Besides to the four rules, there is only one law to be considered during an Unconference. This ‘law of two feet’ entails all participants are obligated to contribute to the Unconference as optimal as possible. Whenever you get the feeling you joined the wrong session and you’re not contributing – learning is considered contributing – you are obligated to leave and join another session. This ensures less productive sessions finish quickly while productive sessions get the attention they deserve.
It’s important for an Unconference venue to at least have a plenary room with an big, empty wall. An Unconference usually starts in a big circle, so make sure it is possible to rearrange the seats. Open Space Technology teaches us this setting stimulates discussions. It is also vital to have access to sub rooms – or to create seperate spaces in the plenary room – so sessions don’t disturb each other. To ensure all participants show up on a voluntary basis, choose a saturday or sunday to host your Unconference. The first rule of Unconferences is applied here. Keep in mind, an Unconference is only effective when participants attend the full day!
To attract enough – motivated – people, communication is key. Your invitation must leave something for people to fantasize about. Make sure your invitation is clear about the theme and describe what people can expect from an Unconference. Be very clear on duration of the event. Participants only benefit if they can be there from start to finish!
During an Unconference it is important to let the catering moments feel like leisure. Let participants pick what they like or let them step out of their comfort zone. Offer food which sparks conversation. An open buffet is a good example. You don’t want a very productive session to end abruptly due to a lunch signal, so make sure isn’t only opened on specific times.
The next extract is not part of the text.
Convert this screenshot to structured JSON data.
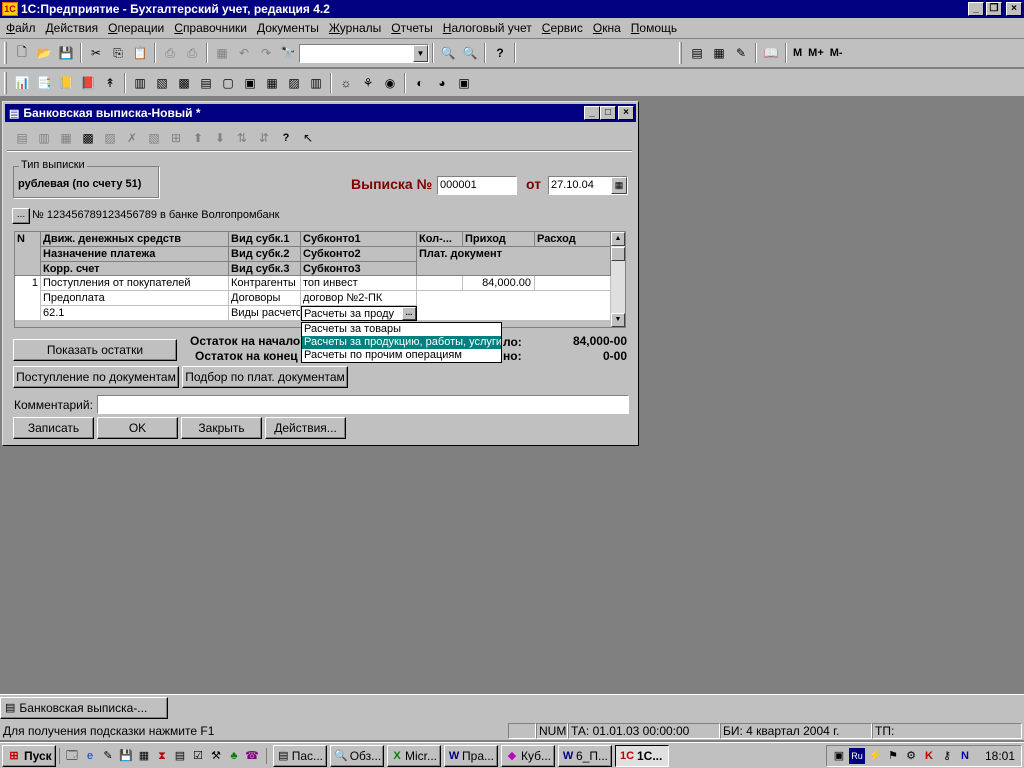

The start of an Unconference can be a little awkward for your guests. When organizing an Unconference, the facilitator has a responsibility to take these feelings away. Practice your opening speech en prepare yourself for any question your audience might have. It is important to start with the theme of the day. Why are we here? Afterwards you’ll describe the upcoming steps. Emphasize the passion and feeling of responsibility your participants have. How will the Unconference play out? The next step is filling the event agenda. Everyone can propose a session or write down a question they would like to have answered. Make sure there is a sense of safety, so participants aren’t afraid to open up. What are we doing today? The ‘Marketplace’ is the last step. Every participant writes down which session they would like to participate in. All sessions must be documented so when the time slot of two sessions overlap, it won’t be a problem. Who’s doing what?